- 79% of global executives describe international tax environment as “uncertain”
- 82% experienced tax authority challenges to their transfer pricing over the past three years
- Greatest impact of global tax reform to be felt in fundamental transfer pricing rules
Transfer pricing: the focus is risk
Sixty-four percent of respondents cite risk avoidance and mitigation as the primary drivers of their transfer pricing priorities. According to surveyed executives, the top three factors contributing to concerns around tax risk include: 1) increased information sharing among tax authorities, 2) information being made public, or reputational risk, and 3) a relative lack of centralized and consistent control in responding to tax authorities.
Clouds of controversy
In the survey, 82% of respondents say they have experienced challenges to their transfer pricing over the past three years, with 40% of these saying that the resulting adjustments have led to double taxation. The most critical areas of tax controversy continue to be: transfer pricing of goods (64%), intragroup financial services (41%) and value added tax (VAT) or goods and services (GST) tax (34%). Going forward, survey respondents expect that these areas would not likely change, but cite two notable exceptions where they expect a significant increase in scrutiny: challenges to intellectual property (49%) and private equity (PE) controversy (39%).
Global tax reforms having major impact on transfer pricing policies

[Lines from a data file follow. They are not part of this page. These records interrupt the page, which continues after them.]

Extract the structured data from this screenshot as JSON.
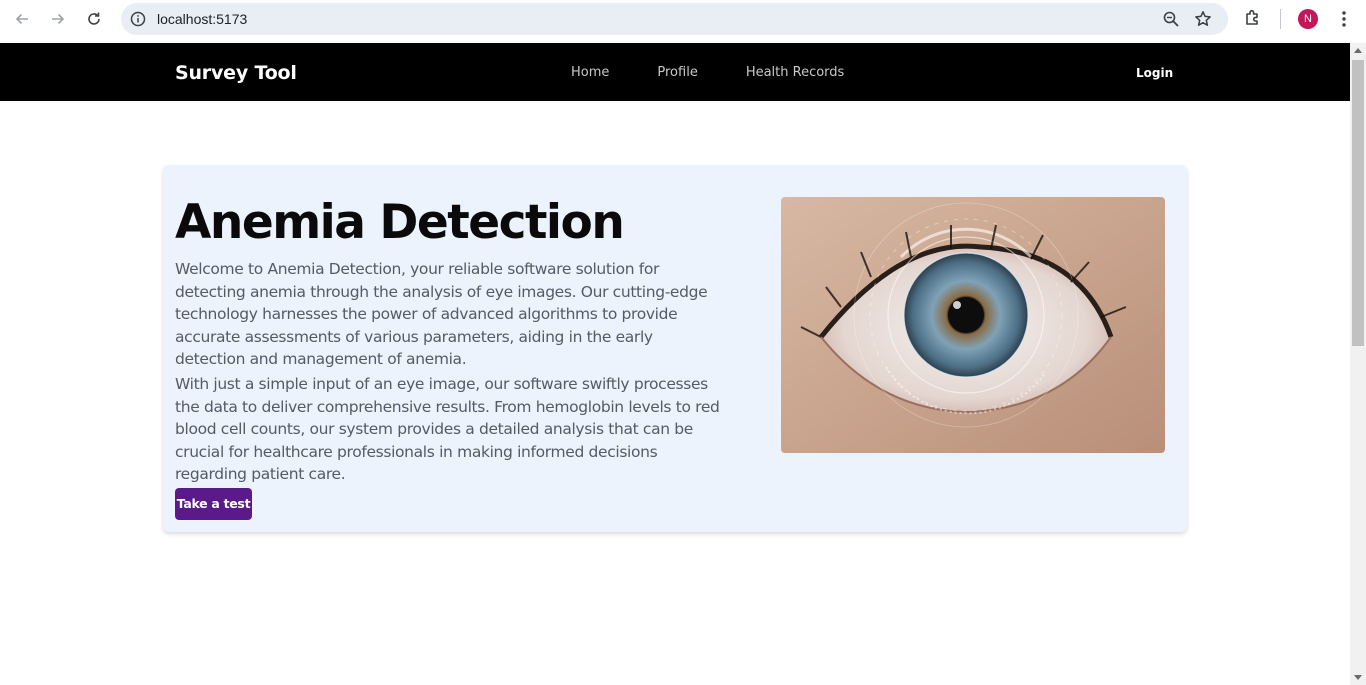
{
  "browser": {
    "url": "localhost:5173",
    "profile_initial": "N",
    "icons": {
      "back": "arrow-left-icon",
      "forward": "arrow-right-icon",
      "reload": "reload-icon",
      "site_info": "info-circle-icon",
      "zoom": "zoom-icon",
      "bookmark": "star-icon",
      "extensions": "puzzle-icon",
      "menu": "kebab-menu-icon"
    },
    "colors": {
      "profile_avatar": "#c2185b"
    }
  },
  "navbar": {
    "brand": "Survey Tool",
    "links": [
      "Home",
      "Profile",
      "Health Records"
    ],
    "login": "Login",
    "colors": {
      "background": "#000000"
    }
  },
  "hero": {
    "title": "Anemia Detection",
    "paragraph1": "Welcome to Anemia Detection, your reliable software solution for detecting anemia through the analysis of eye images. Our cutting-edge technology harnesses the power of advanced algorithms to provide accurate assessments of various parameters, aiding in the early detection and management of anemia.",
    "paragraph2": "With just a simple input of an eye image, our software swiftly processes the data to deliver comprehensive results. From hemoglobin levels to red blood cell counts, our system provides a detailed analysis that can be crucial for healthcare professionals in making informed decisions regarding patient care.",
    "cta_label": "Take a test",
    "image": "eye-scan-image",
    "colors": {
      "card_background": "#ecf3fd",
      "cta_background": "#5b1a8a"
    }
  }
}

The majority of survey respondents (59%) say that the greatest impact of global tax reform will be felt in fundamental transfer pricing rules. The second and third key areas of impact are permanent establishment (13%) and thin capitalization rules (11%). Overall, tax reform is creating profound changes, taking place not only in tax rates, but at fundamental levels impacting definitions of what can be taxed jurisdiction by jurisdiction.
When asked to rank the area of operations or tax strategy that is most impacted by global tax reform, the most frequently cited business component is the supply chain (41%), followed by treasury operations (29%) and intellectual property (IP) strategy (also 29%). Philippos Raptopoulos, Partner and Head of Tax and Legal Services of EY Cyprus commented: “The pace of change of global tax reform is constantly increasing as the tax world is moving to an era of multilateral policy and administration. Transfer pricing is becoming the focus point of these changes, leading to increased levels of tax controversy and the prospect of double taxation. Companies need to adjust to the new reality, where tax authorities will have access to more information and vastly greater control of the dialogue, by implementing an adaptive and effective tax strategy.”
For additional information, visit ey.com/en_gl/transfer-pricing-international-tax-survey.